That is, we have not yet begun to do the work which integrity requires of us - the integrity of being people who live in this age and not the age of Moses, or Jesus, or Paul and urgently ask what it means to be holy people today (which will always mean a people informed by the Scriptures of Moses, Jesus and Paul).

In frank terms: yes, Bryden, there are - effectively - theologically incompatible foundations and thus some have made the choice which logically flows from that incompatibility, to separate ecclesiologically while others have made the choice to live with incompatibility. But, no, Bryden, following Bowman, there remains a work to be done, if we are willing to do it, in which we ask how there can be such theologically incompatible foundations amidst a people - Anglicans - otherwise either theologically agreed on so much OR ecclesiologically willing to live with so much difference - and so, could it be that this is because we have not yet begun to reflect on "the full implications etc"?

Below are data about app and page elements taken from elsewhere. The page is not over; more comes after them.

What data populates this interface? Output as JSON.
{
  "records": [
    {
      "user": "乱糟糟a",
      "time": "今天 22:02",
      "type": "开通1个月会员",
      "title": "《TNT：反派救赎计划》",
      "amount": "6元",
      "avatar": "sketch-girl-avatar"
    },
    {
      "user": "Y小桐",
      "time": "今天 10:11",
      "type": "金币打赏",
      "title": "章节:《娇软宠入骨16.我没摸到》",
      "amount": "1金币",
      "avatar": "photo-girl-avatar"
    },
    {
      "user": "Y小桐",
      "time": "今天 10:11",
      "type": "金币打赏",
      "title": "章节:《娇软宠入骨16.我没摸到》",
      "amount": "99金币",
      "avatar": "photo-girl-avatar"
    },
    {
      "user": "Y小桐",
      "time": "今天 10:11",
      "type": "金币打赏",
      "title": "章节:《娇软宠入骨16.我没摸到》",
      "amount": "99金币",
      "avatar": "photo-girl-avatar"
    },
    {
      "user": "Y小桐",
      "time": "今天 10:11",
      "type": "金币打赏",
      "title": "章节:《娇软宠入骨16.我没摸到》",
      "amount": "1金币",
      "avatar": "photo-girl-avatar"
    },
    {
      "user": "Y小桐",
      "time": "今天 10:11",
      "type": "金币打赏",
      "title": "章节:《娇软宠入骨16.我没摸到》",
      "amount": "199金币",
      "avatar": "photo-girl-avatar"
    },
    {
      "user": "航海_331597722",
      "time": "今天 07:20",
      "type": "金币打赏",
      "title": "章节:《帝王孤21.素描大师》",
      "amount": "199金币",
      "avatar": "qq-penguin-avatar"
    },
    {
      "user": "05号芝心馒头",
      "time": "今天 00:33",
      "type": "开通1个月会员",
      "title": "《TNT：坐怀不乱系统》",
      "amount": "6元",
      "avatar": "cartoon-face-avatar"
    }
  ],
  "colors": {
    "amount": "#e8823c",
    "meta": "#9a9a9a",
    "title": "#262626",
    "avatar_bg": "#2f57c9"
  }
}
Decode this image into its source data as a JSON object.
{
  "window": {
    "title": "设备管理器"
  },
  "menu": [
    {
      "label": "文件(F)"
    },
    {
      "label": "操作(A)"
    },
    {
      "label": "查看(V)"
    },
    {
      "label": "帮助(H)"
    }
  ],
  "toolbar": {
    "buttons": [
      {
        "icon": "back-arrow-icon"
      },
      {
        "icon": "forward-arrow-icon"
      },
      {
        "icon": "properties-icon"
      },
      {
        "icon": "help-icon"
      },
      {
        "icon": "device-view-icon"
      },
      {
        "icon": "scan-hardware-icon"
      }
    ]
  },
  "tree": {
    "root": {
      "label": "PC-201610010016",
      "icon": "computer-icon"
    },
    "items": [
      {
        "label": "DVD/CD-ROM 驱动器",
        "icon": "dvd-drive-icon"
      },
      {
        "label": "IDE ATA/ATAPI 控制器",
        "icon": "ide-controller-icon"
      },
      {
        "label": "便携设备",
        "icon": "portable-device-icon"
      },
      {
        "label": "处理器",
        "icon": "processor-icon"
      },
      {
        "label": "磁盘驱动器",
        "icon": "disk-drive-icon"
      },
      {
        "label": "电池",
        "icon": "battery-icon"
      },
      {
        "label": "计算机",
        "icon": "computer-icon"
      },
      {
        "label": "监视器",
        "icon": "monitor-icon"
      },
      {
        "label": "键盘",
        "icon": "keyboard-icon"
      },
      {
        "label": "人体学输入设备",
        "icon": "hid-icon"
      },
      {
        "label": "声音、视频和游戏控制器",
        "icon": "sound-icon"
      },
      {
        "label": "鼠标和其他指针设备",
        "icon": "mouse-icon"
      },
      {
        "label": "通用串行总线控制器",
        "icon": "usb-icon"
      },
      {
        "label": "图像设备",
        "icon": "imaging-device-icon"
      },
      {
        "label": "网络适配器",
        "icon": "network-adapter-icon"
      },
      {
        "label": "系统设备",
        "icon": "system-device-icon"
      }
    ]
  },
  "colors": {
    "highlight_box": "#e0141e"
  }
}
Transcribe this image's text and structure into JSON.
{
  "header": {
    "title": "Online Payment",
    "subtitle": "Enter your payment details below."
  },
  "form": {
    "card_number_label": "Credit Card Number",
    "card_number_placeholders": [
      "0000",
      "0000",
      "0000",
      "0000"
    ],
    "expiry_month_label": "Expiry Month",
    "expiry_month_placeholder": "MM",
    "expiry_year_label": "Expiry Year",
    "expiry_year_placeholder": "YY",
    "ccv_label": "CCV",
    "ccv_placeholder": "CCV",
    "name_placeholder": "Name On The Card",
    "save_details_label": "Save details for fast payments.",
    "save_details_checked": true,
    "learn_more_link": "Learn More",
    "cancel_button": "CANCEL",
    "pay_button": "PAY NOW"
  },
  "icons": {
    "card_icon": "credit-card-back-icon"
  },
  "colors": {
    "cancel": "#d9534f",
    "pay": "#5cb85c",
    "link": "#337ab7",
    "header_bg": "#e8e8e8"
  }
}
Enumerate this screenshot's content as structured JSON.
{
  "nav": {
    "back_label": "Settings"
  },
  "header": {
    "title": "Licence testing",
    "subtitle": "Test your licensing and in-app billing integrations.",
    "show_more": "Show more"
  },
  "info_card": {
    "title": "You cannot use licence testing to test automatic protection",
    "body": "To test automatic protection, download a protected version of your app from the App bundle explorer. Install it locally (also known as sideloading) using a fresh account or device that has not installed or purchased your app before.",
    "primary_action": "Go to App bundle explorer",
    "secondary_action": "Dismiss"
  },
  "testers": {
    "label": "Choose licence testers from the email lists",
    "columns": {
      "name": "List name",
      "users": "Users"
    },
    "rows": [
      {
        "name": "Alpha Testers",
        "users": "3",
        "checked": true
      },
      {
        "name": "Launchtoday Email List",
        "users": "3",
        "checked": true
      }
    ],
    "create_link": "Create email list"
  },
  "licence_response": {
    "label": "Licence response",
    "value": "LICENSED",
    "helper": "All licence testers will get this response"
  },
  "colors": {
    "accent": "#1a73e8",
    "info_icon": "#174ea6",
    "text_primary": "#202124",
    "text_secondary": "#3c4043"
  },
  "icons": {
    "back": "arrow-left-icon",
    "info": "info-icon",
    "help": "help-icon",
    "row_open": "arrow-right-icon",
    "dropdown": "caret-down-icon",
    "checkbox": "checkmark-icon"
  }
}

To which and to whit, with time still short, some observations:

(a) That theological genius, Mike Tyson, once said something like this, Everyone has a plan until I hit them in the mouth. The great difficulty with a theology of marriage is that the "plan" is easy to state (marriage is ... sexual sin is a dereliction of what marriage is ...) but responding to the punch in the mouth not so (... divorce ... a single mother bringing her child to baptism* ... a same sex married couple involving themselves in the ministry of the parish ... disciplining the "nature" of sexual drive within a marriage with the "contra-nature" of (artificial or "natural method") contraception, driven by a mix of concerns, including health of wife/mother and sheer economic sense and sensibility ...). Should the church divide because its response to the mouth punch of actual human conditions is various rather than uniform?

*It may be a sign of how far we have come - in the real conditions of modern life - that readers might puzzle over what the issue here is, but a conversation at the weekend reminded me that it was not so long ago that such single mothers were turned away from having their children baptised by some Anglican vicars.

(b) Dare we engage not only in a theology of marriage but also in a theology of justice, mercy and people on the margins of society? Without the latter, I suggest we are in danger of losing perspective on how important some issues are. Alternative question: how has the church come to be seen as an oppressive organisation for homosexuals? Ditto, dare we engage in a theology of theology? We seem to be in grave danger with That Topic of presenting a God to the world who has a soft spot for heterosexuals, even though we have many foibles, and a harsh judgement for homosexuals, unmodified by any intention to commit to a lifelong partnership. What kind of God is that? How on earth can it seem even slightly reasonable that the world thinks of God as homophobic? Surely we Christians couldn't have said anything to prompt such thoughts?

(c) Romans 14-15 envisages one simple common foundation for mutual welcome and acceptance - notwithstanding our arguments here over whether Romans 14-15 does or does not apply to present issues:

"Welcome one another, therefore, just as Christ has welcomed you, for the glory of God."

Christ - the church's one (ONE!) foundation :)